Nearly three decades into his acting career, Daniel Craig earned his first Golden Globe notice for his lead performance as eccentric detective Benoit Blanc in the 2019 mystery movie “Knives Out.” Although he was defeated in this Best Film Comedy/Musical Actor race by Taron Egerton (“Rocketman”), his portrayal of Blanc may still be honored by the Hollywood Foreign Press Association since the character’s story has now continued in “Glass Onion: A Knives Out Mystery.” Even a nomination for the sequel would make him only the 16th performer to receive multiple Golden Globe mentions for playing a single film character.

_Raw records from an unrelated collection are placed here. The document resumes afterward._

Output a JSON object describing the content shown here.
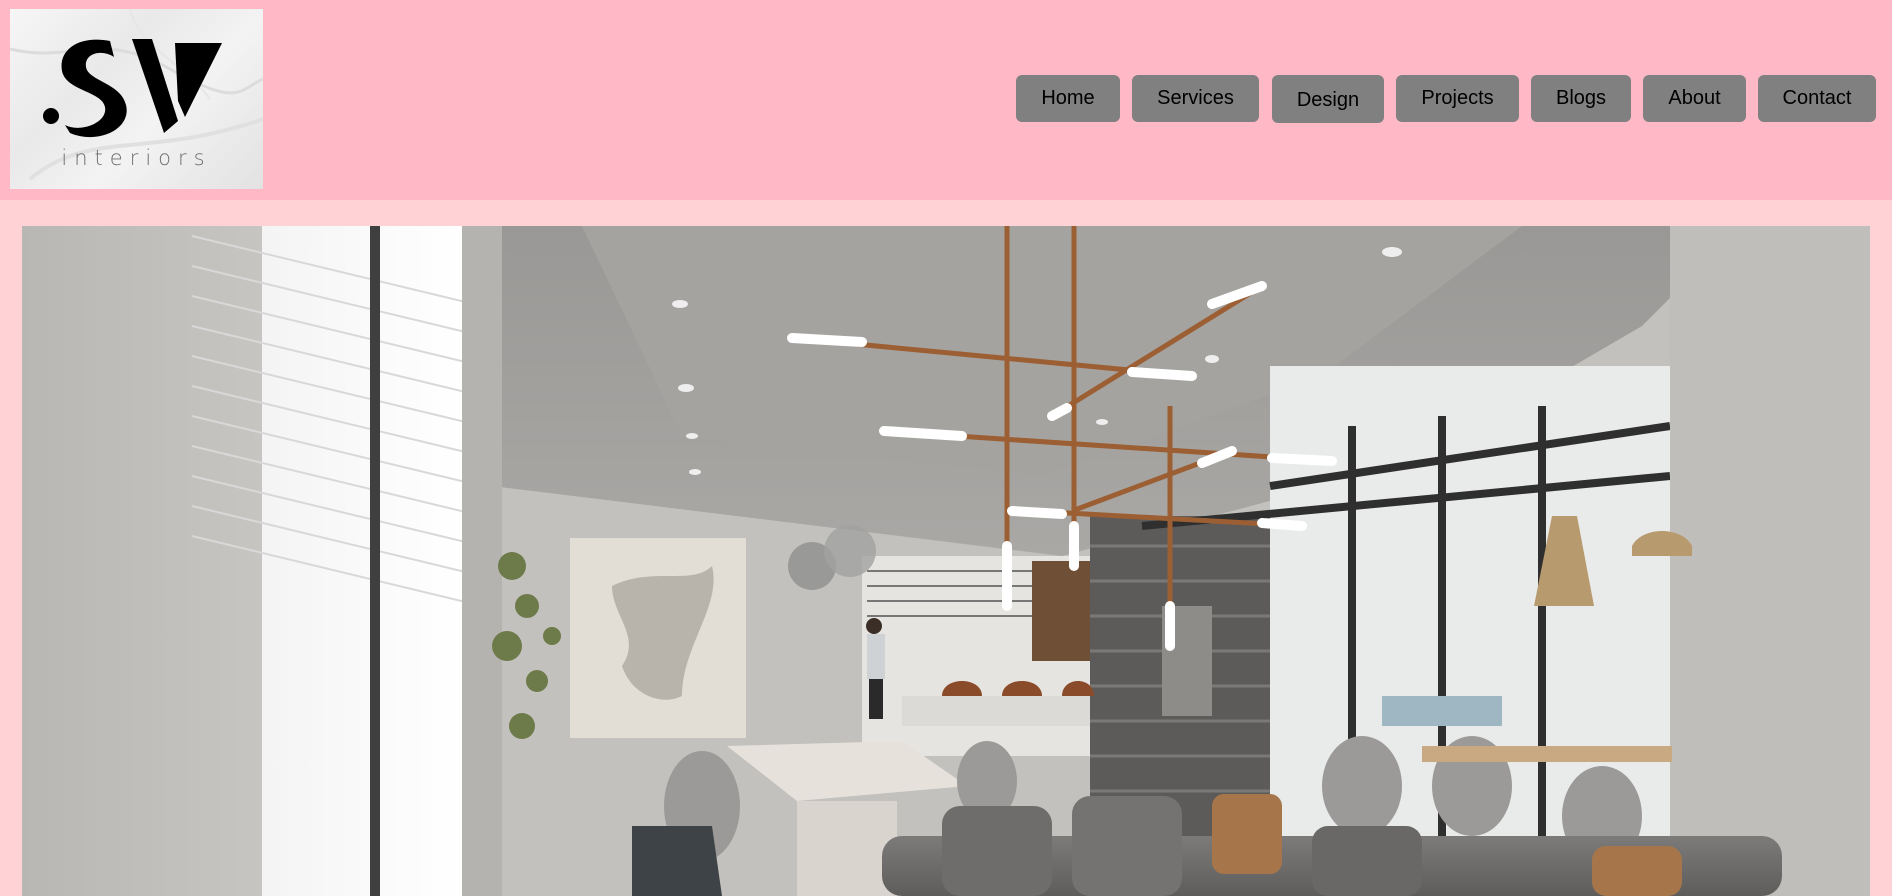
{
  "brand": {
    "monogram": "SV",
    "wordmark": "interiors"
  },
  "nav": {
    "items": [
      {
        "label": "Home"
      },
      {
        "label": "Services"
      },
      {
        "label": "Design"
      },
      {
        "label": "Projects"
      },
      {
        "label": "Blogs"
      },
      {
        "label": "About"
      },
      {
        "label": "Contact"
      }
    ]
  },
  "hero": {
    "image": "interior-dining-living-room-photo"
  },
  "colors": {
    "header_bg": "#ffb9c6",
    "page_bg": "#ffd2d5",
    "nav_button_bg": "#808080"
  }
}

Three years ago, Craig placed fourth in Gold Derby’s final Best Film Comedy/Musical Actor nominations predictions, and his “Glass Onion” performance puts him two spots higher on our current list. The only actor outpacing him this time is “The Banshees of Inisherin” star Colin Farrell, who is seeking his second win in the category after triumphing for “In Bruges” in 2009. We also predict that “Glass Onion” will follow “Knives Out” as a Best Film Comedy/Musical nominee and pick up bids for Best Film Supporting Actress (Janelle Monáe) and Best Film Screenplay.
Craig would be only the fourth male actor to earn HFPA recognition for a comedy or musical film and at least one of its sequels. This precedent was established by Peter Sellers, whose first three lead Golden Globe nominations came for his portrayal of Inspector Jacques Clouseau in “The Pink Panther” (1965), “The Return of the Pink Panther” (1976), and “The Pink Panther Strikes Again” (1977). He has since been followed by Johnny Depp as Captain Jack Sparrow (“Pirates of the Caribbean: The Curse of the Black Pearl,” 2004; “Pirates of the Caribbean: Dead Man’s Chest,” 2007) and Sacha Baron Cohen as Borat Sagdiyev (“Borat,” 2007; “Borat Subsequent Moviefilm,” 2021).
The four examples contained to the Best Film Drama Actor category are Peter O’Toole as King Henry II (“Becket,” 1965; “The Lion in Winter,” 1969), Al Pacino as Michael Corleone (“The Godfather,” 1973; “The Godfather Part II,” 1975; “The Godfather Part III,” 1991), Gene Hackman as Jimmy “Popeye” Doyle (“The French Connection,” 1972; “French Connection II,” 1976), and Paul Newman as Eddie Felson (“The Hustler,” 1962; “The Color of Money,” 1987).
In 2011, Michael Douglas received a supporting nomination for reprising his 1988 Best Film Drama Actor-winning “Wall Street” role of Gordon Gekko in “Wall Street: Money Never Sleeps.” Five years later, Sylvester Stallone was awarded the Best Film Supporting Actor Golden Globe for playing Rocky Balboa in “Creed” after having contended for the 1977 lead drama prize as the star of “Rocky.”
Included among the six women in this club are comedy/musical nominees Barbra Streisand as Fanny Brice (“Funny Girl,” 1969; “Funny Lady,” 1976), Anjelica Huston as Morticia Addams (“The Addams Family,” 1992; “Addams Family Values,” 1994), and Renée Zellweger as Bridget Jones (“Bridget Jones’s Diary,” 2002; “Bridget Jones: The Edge of Reason,” 2005), dramatic actresses Uma Thurman as Beatrix Kiddo (“Kill Bill: Volume 1,” 2004; “Kill Bill: Volume 2,” 2005) and Cate Blanchett as Queen Elizabeth I (“Elizabeth,” 1999; “Elizabeth: The Golden Age,” 2008), and drama-to-comedy category jumper Judi Dench as Queen Victoria (“Mrs. Brown,” 1998; “Victoria & Abdul,” 2018).
Craig would be the ninth actor in this group to prevail on either of his outings, after Douglas, Stallone, Streisand (1969), Hackman (1972), Dench (1998), Blanchett (1999), and dual champs O’Toole and Baron Cohen.
Nominations for the 80th Golden Globes will be revealed on Monday, December 12. The awards ceremony is set to air on NBC and stream on Peacock on Tuesday, January 10.